The first step is to test the network setup and connection with the ping command. ping is a simple utility that will tell you whether the connection is working and the basic setup is correct. It takes a remote hostname or IP address as its argument:
$ ping hamlet PING hamlet: 56 data bytes 64 bytes from 220.127.116.11: icmp_seq=0. time=0. ms 64 bytes from 18.104.22.168: icmp_seq=1. time=0. ms 64 bytes from 22.214.171.124: icmp_seq=4. time=0. ms ... ^C ----hamlet PING Statistics---- 8 packets transmitted, 8 packets received, 0% packet loss round-trip (ms) min/avg/max = 0/0/0
From this output, it is obvious that hamlet is receiving the data sent by the local system, and the local system is receiving the data hamlet sends. On Solaris systems, ping's output is much simpler, but still answers the same central question: "Is the network working?":
$ ping duncan duncan is alive
Use the -s option if you want more detailed output.
Begin by pinging a system in the local subnet. If this succeeds, try testing the network routes by pinging systems that should be reachable via defined gateways.

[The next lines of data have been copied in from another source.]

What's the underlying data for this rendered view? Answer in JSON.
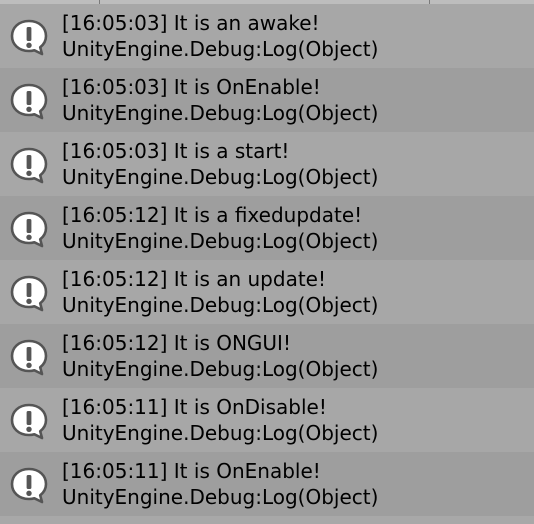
{
  "console": {
    "entries": [
      {
        "message": "[16:05:03] It is an awake!",
        "source": "UnityEngine.Debug:Log(Object)",
        "icon": "info-speech-bubble-icon"
      },
      {
        "message": "[16:05:03] It is OnEnable!",
        "source": "UnityEngine.Debug:Log(Object)",
        "icon": "info-speech-bubble-icon"
      },
      {
        "message": "[16:05:03] It is a start!",
        "source": "UnityEngine.Debug:Log(Object)",
        "icon": "info-speech-bubble-icon"
      },
      {
        "message": "[16:05:12] It is a fixedupdate!",
        "source": "UnityEngine.Debug:Log(Object)",
        "icon": "info-speech-bubble-icon"
      },
      {
        "message": "[16:05:12] It is an update!",
        "source": "UnityEngine.Debug:Log(Object)",
        "icon": "info-speech-bubble-icon"
      },
      {
        "message": "[16:05:12] It is ONGUI!",
        "source": "UnityEngine.Debug:Log(Object)",
        "icon": "info-speech-bubble-icon"
      },
      {
        "message": "[16:05:11] It is OnDisable!",
        "source": "UnityEngine.Debug:Log(Object)",
        "icon": "info-speech-bubble-icon"
      },
      {
        "message": "[16:05:11] It is OnEnable!",
        "source": "UnityEngine.Debug:Log(Object)",
        "icon": "info-speech-bubble-icon"
      }
    ]
  },
  "colors": {
    "row_light": "#a7a7a7",
    "row_dark": "#9e9e9e",
    "icon_fill": "#ffffff",
    "icon_stroke": "#555555",
    "text": "#000000"
  }
}
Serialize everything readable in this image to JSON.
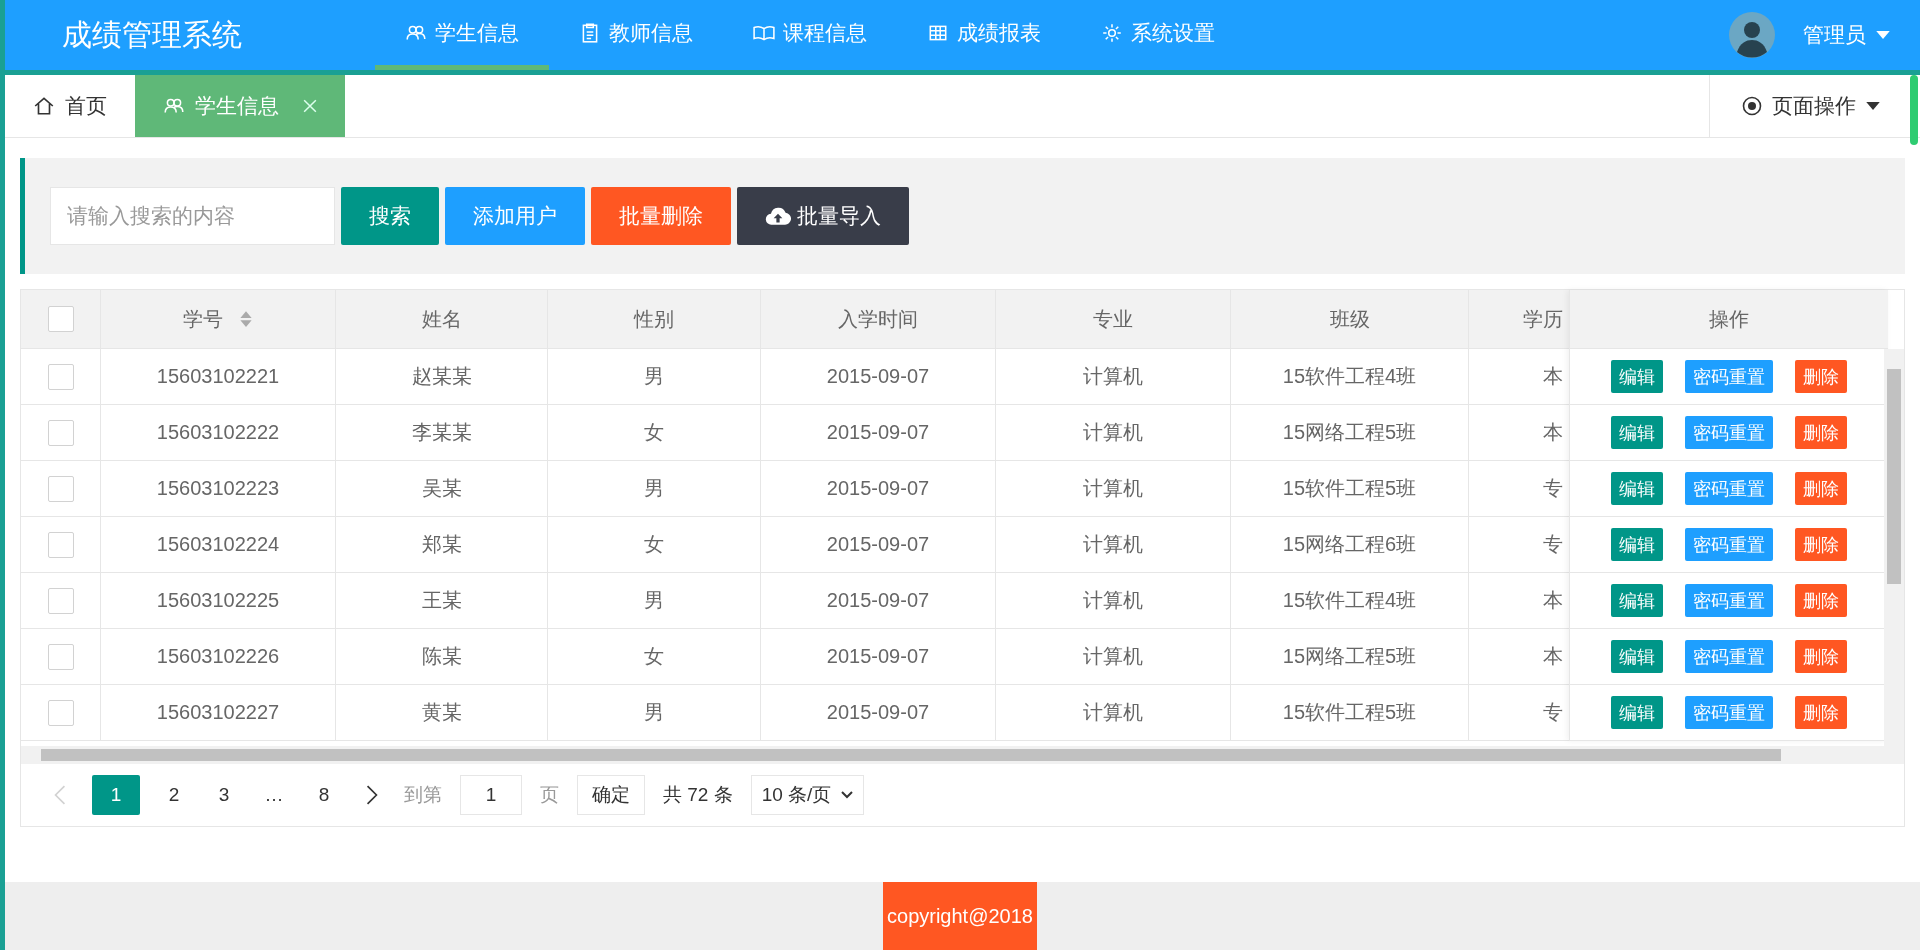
{
  "header": {
    "logo": "成绩管理系统",
    "nav": [
      {
        "label": "学生信息",
        "selected": true
      },
      {
        "label": "教师信息",
        "selected": false
      },
      {
        "label": "课程信息",
        "selected": false
      },
      {
        "label": "成绩报表",
        "selected": false
      },
      {
        "label": "系统设置",
        "selected": false
      }
    ],
    "user": "管理员"
  },
  "tabs": [
    {
      "label": "首页",
      "selected": false,
      "closable": false
    },
    {
      "label": "学生信息",
      "selected": true,
      "closable": true
    }
  ],
  "page_actions": "页面操作",
  "toolbar": {
    "search": {
      "placeholder": "请输入搜索的内容"
    },
    "buttons": [
      {
        "label": "搜索",
        "kind": "primary"
      },
      {
        "label": "添加用户",
        "kind": "normal"
      },
      {
        "label": "批量删除",
        "kind": "danger"
      },
      {
        "label": "批量导入",
        "kind": "upload"
      }
    ]
  },
  "table": {
    "all_checked": false,
    "columns": [
      {
        "label": "学号",
        "sortable": true
      },
      {
        "label": "姓名",
        "sortable": false
      },
      {
        "label": "性别",
        "sortable": false
      },
      {
        "label": "入学时间",
        "sortable": false
      },
      {
        "label": "专业",
        "sortable": false
      },
      {
        "label": "班级",
        "sortable": false
      },
      {
        "label": "学历",
        "sortable": false
      }
    ],
    "actions_column": "操作",
    "rows": [
      {
        "checked": false,
        "cells": [
          "15603102221",
          "赵某某",
          "男",
          "2015-09-07",
          "计算机",
          "15软件工程4班",
          "本"
        ],
        "actions": [
          {
            "label": "编辑",
            "kind": "edit"
          },
          {
            "label": "密码重置",
            "kind": "reset"
          },
          {
            "label": "删除",
            "kind": "delete"
          }
        ]
      },
      {
        "checked": false,
        "cells": [
          "15603102222",
          "李某某",
          "女",
          "2015-09-07",
          "计算机",
          "15网络工程5班",
          "本"
        ],
        "actions": [
          {
            "label": "编辑",
            "kind": "edit"
          },
          {
            "label": "密码重置",
            "kind": "reset"
          },
          {
            "label": "删除",
            "kind": "delete"
          }
        ]
      },
      {
        "checked": false,
        "cells": [
          "15603102223",
          "吴某",
          "男",
          "2015-09-07",
          "计算机",
          "15软件工程5班",
          "专"
        ],
        "actions": [
          {
            "label": "编辑",
            "kind": "edit"
          },
          {
            "label": "密码重置",
            "kind": "reset"
          },
          {
            "label": "删除",
            "kind": "delete"
          }
        ]
      },
      {
        "checked": false,
        "cells": [
          "15603102224",
          "郑某",
          "女",
          "2015-09-07",
          "计算机",
          "15网络工程6班",
          "专"
        ],
        "actions": [
          {
            "label": "编辑",
            "kind": "edit"
          },
          {
            "label": "密码重置",
            "kind": "reset"
          },
          {
            "label": "删除",
            "kind": "delete"
          }
        ]
      },
      {
        "checked": false,
        "cells": [
          "15603102225",
          "王某",
          "男",
          "2015-09-07",
          "计算机",
          "15软件工程4班",
          "本"
        ],
        "actions": [
          {
            "label": "编辑",
            "kind": "edit"
          },
          {
            "label": "密码重置",
            "kind": "reset"
          },
          {
            "label": "删除",
            "kind": "delete"
          }
        ]
      },
      {
        "checked": false,
        "cells": [
          "15603102226",
          "陈某",
          "女",
          "2015-09-07",
          "计算机",
          "15网络工程5班",
          "本"
        ],
        "actions": [
          {
            "label": "编辑",
            "kind": "edit"
          },
          {
            "label": "密码重置",
            "kind": "reset"
          },
          {
            "label": "删除",
            "kind": "delete"
          }
        ]
      },
      {
        "checked": false,
        "cells": [
          "15603102227",
          "黄某",
          "男",
          "2015-09-07",
          "计算机",
          "15软件工程5班",
          "专"
        ],
        "actions": [
          {
            "label": "编辑",
            "kind": "edit"
          },
          {
            "label": "密码重置",
            "kind": "reset"
          },
          {
            "label": "删除",
            "kind": "delete"
          }
        ]
      }
    ]
  },
  "pagination": {
    "prev_disabled": true,
    "pages": [
      {
        "label": "1",
        "selected": true
      },
      {
        "label": "2",
        "selected": false
      },
      {
        "label": "3",
        "selected": false
      },
      {
        "label": "…",
        "selected": false
      },
      {
        "label": "8",
        "selected": false
      }
    ],
    "goto_label": "到第",
    "goto_value": "1",
    "page_unit": "页",
    "confirm": "确定",
    "total": "共 72 条",
    "page_size": "10 条/页"
  },
  "footer": "copyright@2018"
}
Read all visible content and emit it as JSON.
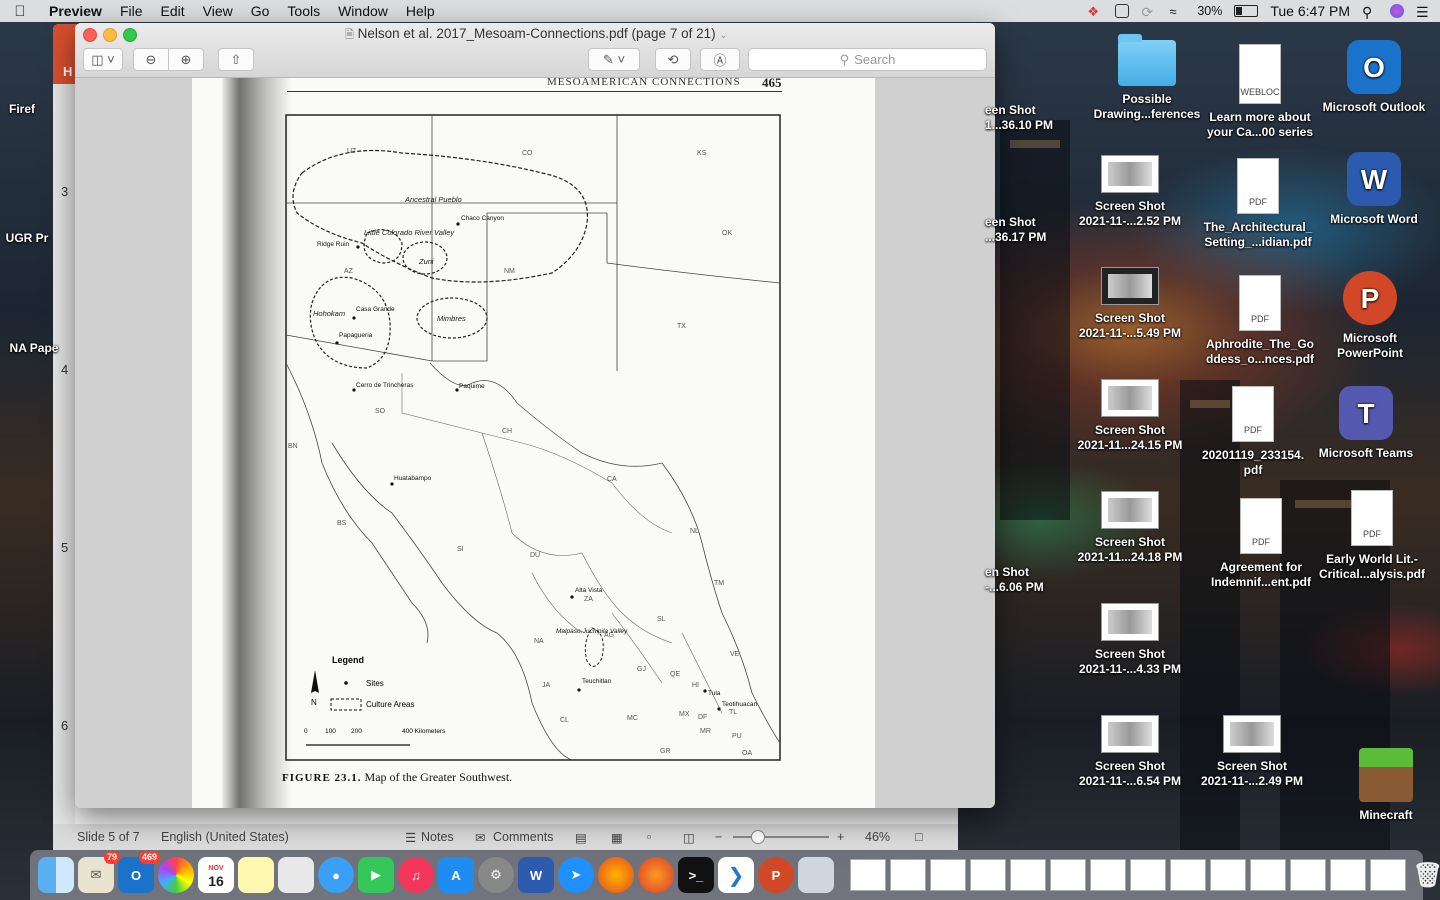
{
  "menubar": {
    "app": "Preview",
    "items": [
      "File",
      "Edit",
      "View",
      "Go",
      "Tools",
      "Window",
      "Help"
    ],
    "battery": "30%",
    "clock": "Tue 6:47 PM"
  },
  "preview": {
    "title": "Nelson et al. 2017_Mesoam-Connections.pdf (page 7 of 21)",
    "search_placeholder": "Search",
    "page": {
      "running_head": "MESOAMERICAN CONNECTIONS",
      "page_number": "465",
      "caption_label": "FIGURE 23.1.",
      "caption_text": "Map of the Greater Southwest."
    },
    "map": {
      "states_us": [
        "UT",
        "CO",
        "KS",
        "OK",
        "NM",
        "AZ",
        "TX"
      ],
      "states_mx": [
        "SO",
        "CH",
        "BN",
        "BS",
        "CA",
        "SI",
        "DU",
        "NL",
        "TM",
        "ZA",
        "SL",
        "NA",
        "AG",
        "JA",
        "GJ",
        "QE",
        "VE",
        "HI",
        "MC",
        "MX",
        "DF",
        "TL",
        "MR",
        "PU",
        "CL",
        "GR",
        "OA"
      ],
      "culture_areas": [
        "Ancestral Pueblo",
        "Little Colorado River Valley",
        "Zuni",
        "Hohokam",
        "Mimbres"
      ],
      "sites": [
        "Chaco Canyon",
        "Ridge Ruin",
        "Casa Grande",
        "Papagueria",
        "Cerro de Trincheras",
        "Paquime",
        "Huatabampo",
        "Alta Vista",
        "Malpaso-Juchipila Valley",
        "Teuchitlan",
        "Tula",
        "Teotihuacan"
      ],
      "legend_title": "Legend",
      "legend_sites": "Sites",
      "legend_areas": "Culture Areas",
      "scale": [
        "0",
        "100",
        "200",
        "400 Kilometers"
      ],
      "north": "N"
    }
  },
  "ppt": {
    "slide_numbers": [
      "3",
      "4",
      "5",
      "6"
    ],
    "status_slide": "Slide 5 of 7",
    "status_lang": "English (United States)",
    "notes": "Notes",
    "comments": "Comments",
    "zoom": "46%"
  },
  "desktop": {
    "left_labels": [
      "Firef",
      "UGR Pr",
      "NA Pape"
    ],
    "partial_shots": [
      {
        "line1": "een Shot",
        "line2": "1...36.10 PM"
      },
      {
        "line1": "een Shot",
        "line2": "...36.17 PM"
      },
      {
        "line1": "en Shot",
        "line2": "-...6.06 PM"
      }
    ],
    "icons": [
      {
        "name": "Possible Drawing...ferences",
        "line1": "Possible",
        "line2": "Drawing...ferences"
      },
      {
        "name": "weblock",
        "line1": "Learn more about",
        "line2": "your Ca...00 series",
        "badge": "WEBLOC"
      },
      {
        "name": "outlook",
        "line1": "Microsoft Outlook"
      },
      {
        "name": "shot1",
        "line1": "Screen Shot",
        "line2": "2021-11-...2.52 PM"
      },
      {
        "name": "arch",
        "line1": "The_Architectural_",
        "line2": "Setting_...idian.pdf",
        "badge": "PDF"
      },
      {
        "name": "word",
        "line1": "Microsoft Word"
      },
      {
        "name": "shot2",
        "line1": "Screen Shot",
        "line2": "2021-11-...5.49 PM"
      },
      {
        "name": "aphro",
        "line1": "Aphrodite_The_Go",
        "line2": "ddess_o...nces.pdf",
        "badge": "PDF"
      },
      {
        "name": "ppt",
        "line1": "Microsoft",
        "line2": "PowerPoint"
      },
      {
        "name": "shot3",
        "line1": "Screen Shot",
        "line2": "2021-11...24.15 PM"
      },
      {
        "name": "scan",
        "line1": "20201119_233154.",
        "line2": "pdf",
        "badge": "PDF"
      },
      {
        "name": "teams",
        "line1": "Microsoft Teams"
      },
      {
        "name": "shot4",
        "line1": "Screen Shot",
        "line2": "2021-11...24.18 PM"
      },
      {
        "name": "agree",
        "line1": "Agreement for",
        "line2": "Indemnif...ent.pdf",
        "badge": "PDF"
      },
      {
        "name": "early",
        "line1": "Early World Lit.-",
        "line2": "Critical...alysis.pdf",
        "badge": "PDF"
      },
      {
        "name": "shot5",
        "line1": "Screen Shot",
        "line2": "2021-11-...4.33 PM"
      },
      {
        "name": "shot6",
        "line1": "Screen Shot",
        "line2": "2021-11-...6.54 PM"
      },
      {
        "name": "shot7",
        "line1": "Screen Shot",
        "line2": "2021-11-...2.49 PM"
      },
      {
        "name": "minecraft",
        "line1": "Minecraft"
      }
    ]
  },
  "dock": {
    "mail_badge": "79",
    "outlook_badge": "469",
    "calendar_month": "NOV",
    "calendar_day": "16"
  }
}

If pinging any remote system inside the firewall fails, try pinging localhost and then the system's own IP address. If these fail also, check the output of ifconfig again to see if the interface has been configured correctly. If so, there may be a problem with the network adapter.
On the other hand, if pinging the local system succeeds, the problem lies either with the route to the remote host or in hardware beyond the local system. Check the routing tables for the former (make sure there is a route to the local subnet), and check the status lights at the hub or switch for the latter. If hardware appears to be the problem, try swapping the network cable. This will either fix the problem or suggest that it lies with the connecting device or port within that device.
Once basic connectivity has been verified, continue testing by moving up the protocol stack, as outlined above.
Another utility that is occasionally useful for network troubleshooting is arp. This command displays and modifies IP-to-MAC address translation tables. Here is an example using its -a option, which displays all entries within the table:
# arp -a mozart (192.168.9.99) at 00:00:F8:71:70:0C [ether] on eth0 bagel (192.168.9.75) at 00:40:95:9A:11:18 [ether] on eth0 lovelace (192.168.9.143) at 00:01:02:ED:FC:91 [ether] on eth0 sharon (192.168.9.4) at 00:50:04:0A:38:00 [ether] on eth0 acrasia (192.168.9.27) at 00:03:BA:0D:A7:EC [ether] on eth0 venus (192.168.9.35) at 00:D0:B7:88:53:8D [ether] on eth0
I found arp very useful for diagnosing a duplicate IP address that had been inadvertently assigned. The symptom of the problem was that a new printer worked only intermittently and often experienced long delays when jobs attempted to connect to it. After checking the printer and its configuration several times, it finally occurred to me to check arp. The output revealed another host with the IP address the printer was using. Once the printer's IP address was changed to a unique value, everything was fine.
arp also supports an -n option which bypasses name resolution and displays only IP addresses in the output. This can again be useful when there are DNS problems.
Once networking is configured and working, your next task is to monitor its activity and performance on an ongoing basis. These topics are covered in detail in Section 8.6 and Section 15.7, respectively.